[App and web page records]
__________________________________________________
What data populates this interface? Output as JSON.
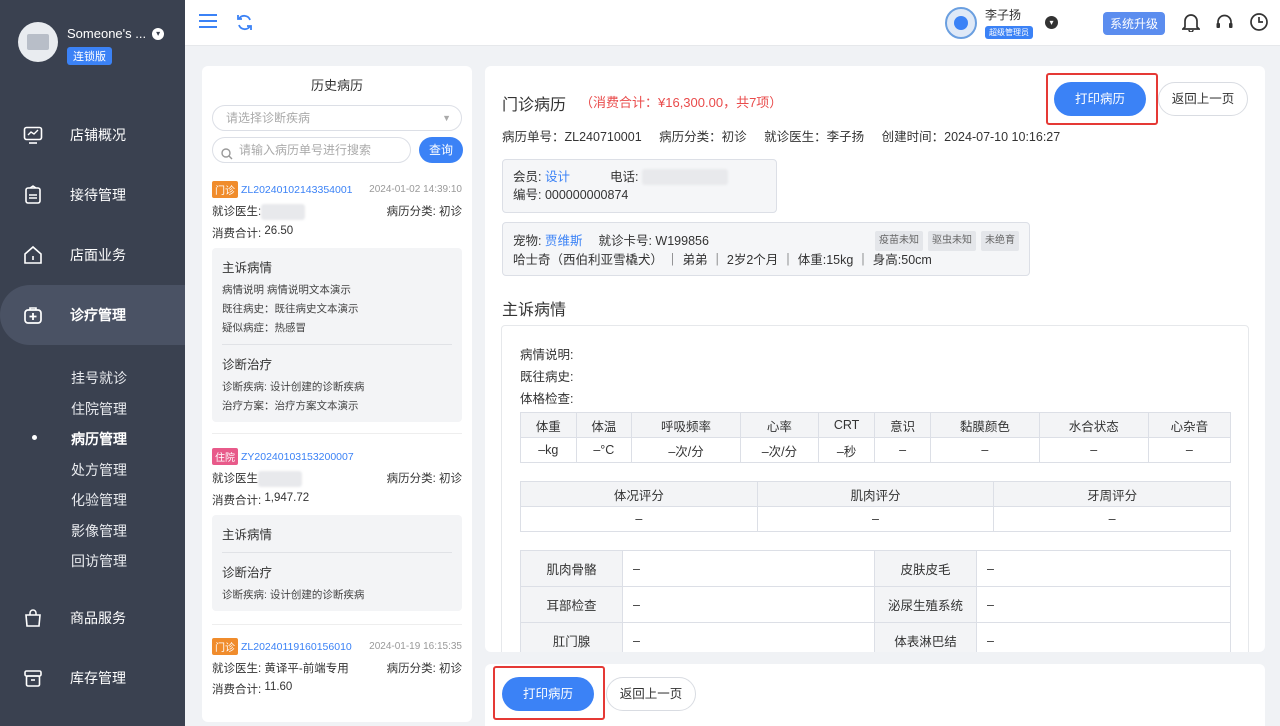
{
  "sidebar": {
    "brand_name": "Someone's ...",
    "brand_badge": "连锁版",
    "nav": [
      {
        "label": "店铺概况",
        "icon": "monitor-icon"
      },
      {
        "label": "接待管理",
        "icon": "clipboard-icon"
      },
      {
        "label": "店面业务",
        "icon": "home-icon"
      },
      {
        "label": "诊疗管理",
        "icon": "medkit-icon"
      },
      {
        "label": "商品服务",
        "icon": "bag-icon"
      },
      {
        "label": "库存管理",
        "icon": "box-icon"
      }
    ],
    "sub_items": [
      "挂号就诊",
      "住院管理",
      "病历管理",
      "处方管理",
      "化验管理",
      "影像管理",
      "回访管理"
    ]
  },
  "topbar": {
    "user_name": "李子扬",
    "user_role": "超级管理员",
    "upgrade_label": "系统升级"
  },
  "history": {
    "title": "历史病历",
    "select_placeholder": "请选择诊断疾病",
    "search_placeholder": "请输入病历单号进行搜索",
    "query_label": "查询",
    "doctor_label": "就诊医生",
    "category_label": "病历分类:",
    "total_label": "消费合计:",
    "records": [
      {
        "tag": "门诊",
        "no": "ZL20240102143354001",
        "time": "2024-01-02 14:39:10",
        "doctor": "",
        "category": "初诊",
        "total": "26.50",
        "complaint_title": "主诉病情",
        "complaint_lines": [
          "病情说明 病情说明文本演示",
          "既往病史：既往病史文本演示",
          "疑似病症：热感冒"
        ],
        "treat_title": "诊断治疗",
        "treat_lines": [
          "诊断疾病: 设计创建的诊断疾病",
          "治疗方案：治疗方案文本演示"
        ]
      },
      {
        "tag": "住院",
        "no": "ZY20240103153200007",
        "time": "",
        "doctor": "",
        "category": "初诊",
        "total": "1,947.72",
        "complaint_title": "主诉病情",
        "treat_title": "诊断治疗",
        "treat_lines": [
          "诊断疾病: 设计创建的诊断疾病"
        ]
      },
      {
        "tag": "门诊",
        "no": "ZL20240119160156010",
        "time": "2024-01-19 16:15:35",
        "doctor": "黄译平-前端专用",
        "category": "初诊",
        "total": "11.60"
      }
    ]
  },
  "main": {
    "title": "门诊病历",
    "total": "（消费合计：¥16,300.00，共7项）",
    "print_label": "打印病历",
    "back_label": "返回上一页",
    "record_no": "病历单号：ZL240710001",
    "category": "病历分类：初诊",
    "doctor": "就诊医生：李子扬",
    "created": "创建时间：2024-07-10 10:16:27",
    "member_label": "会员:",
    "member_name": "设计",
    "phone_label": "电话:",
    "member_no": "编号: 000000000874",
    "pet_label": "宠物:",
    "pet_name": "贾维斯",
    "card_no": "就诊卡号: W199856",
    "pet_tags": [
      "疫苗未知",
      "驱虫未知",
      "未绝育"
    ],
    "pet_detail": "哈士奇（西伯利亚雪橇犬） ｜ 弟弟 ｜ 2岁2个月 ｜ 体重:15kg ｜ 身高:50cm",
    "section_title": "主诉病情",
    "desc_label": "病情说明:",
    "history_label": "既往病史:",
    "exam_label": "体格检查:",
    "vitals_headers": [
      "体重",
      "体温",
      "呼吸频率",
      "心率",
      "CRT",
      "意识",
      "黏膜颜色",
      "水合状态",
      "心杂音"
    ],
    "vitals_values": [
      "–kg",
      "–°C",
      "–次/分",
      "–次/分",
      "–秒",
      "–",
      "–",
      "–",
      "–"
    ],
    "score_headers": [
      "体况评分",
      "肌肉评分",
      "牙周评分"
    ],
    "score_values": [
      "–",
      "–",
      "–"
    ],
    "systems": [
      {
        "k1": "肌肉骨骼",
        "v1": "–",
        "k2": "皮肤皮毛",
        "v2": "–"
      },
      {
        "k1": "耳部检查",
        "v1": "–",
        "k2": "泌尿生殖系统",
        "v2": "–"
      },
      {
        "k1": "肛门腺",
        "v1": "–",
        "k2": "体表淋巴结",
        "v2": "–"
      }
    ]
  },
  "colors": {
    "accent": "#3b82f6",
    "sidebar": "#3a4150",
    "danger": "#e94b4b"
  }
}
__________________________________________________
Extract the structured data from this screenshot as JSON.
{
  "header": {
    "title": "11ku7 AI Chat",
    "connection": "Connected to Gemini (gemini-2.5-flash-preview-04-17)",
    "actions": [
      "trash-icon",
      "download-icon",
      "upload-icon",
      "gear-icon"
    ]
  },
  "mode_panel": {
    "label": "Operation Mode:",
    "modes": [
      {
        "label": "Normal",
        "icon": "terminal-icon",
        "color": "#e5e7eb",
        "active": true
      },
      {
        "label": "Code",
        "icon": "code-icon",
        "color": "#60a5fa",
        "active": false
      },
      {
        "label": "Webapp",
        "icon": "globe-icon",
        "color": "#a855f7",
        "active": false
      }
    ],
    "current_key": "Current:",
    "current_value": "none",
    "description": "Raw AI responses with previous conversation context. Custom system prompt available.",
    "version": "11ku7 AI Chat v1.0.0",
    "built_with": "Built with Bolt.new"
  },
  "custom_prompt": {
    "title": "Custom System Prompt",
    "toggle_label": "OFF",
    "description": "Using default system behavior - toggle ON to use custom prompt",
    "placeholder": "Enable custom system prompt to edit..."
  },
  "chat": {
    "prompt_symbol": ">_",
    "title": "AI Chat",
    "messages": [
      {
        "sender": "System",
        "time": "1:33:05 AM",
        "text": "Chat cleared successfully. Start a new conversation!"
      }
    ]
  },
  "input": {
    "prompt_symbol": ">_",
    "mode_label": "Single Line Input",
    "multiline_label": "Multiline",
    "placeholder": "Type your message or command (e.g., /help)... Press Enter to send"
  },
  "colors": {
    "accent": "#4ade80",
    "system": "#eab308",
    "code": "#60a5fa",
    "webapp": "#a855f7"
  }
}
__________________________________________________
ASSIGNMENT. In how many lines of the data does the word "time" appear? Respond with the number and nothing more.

COMPLETED EXERCISE. 4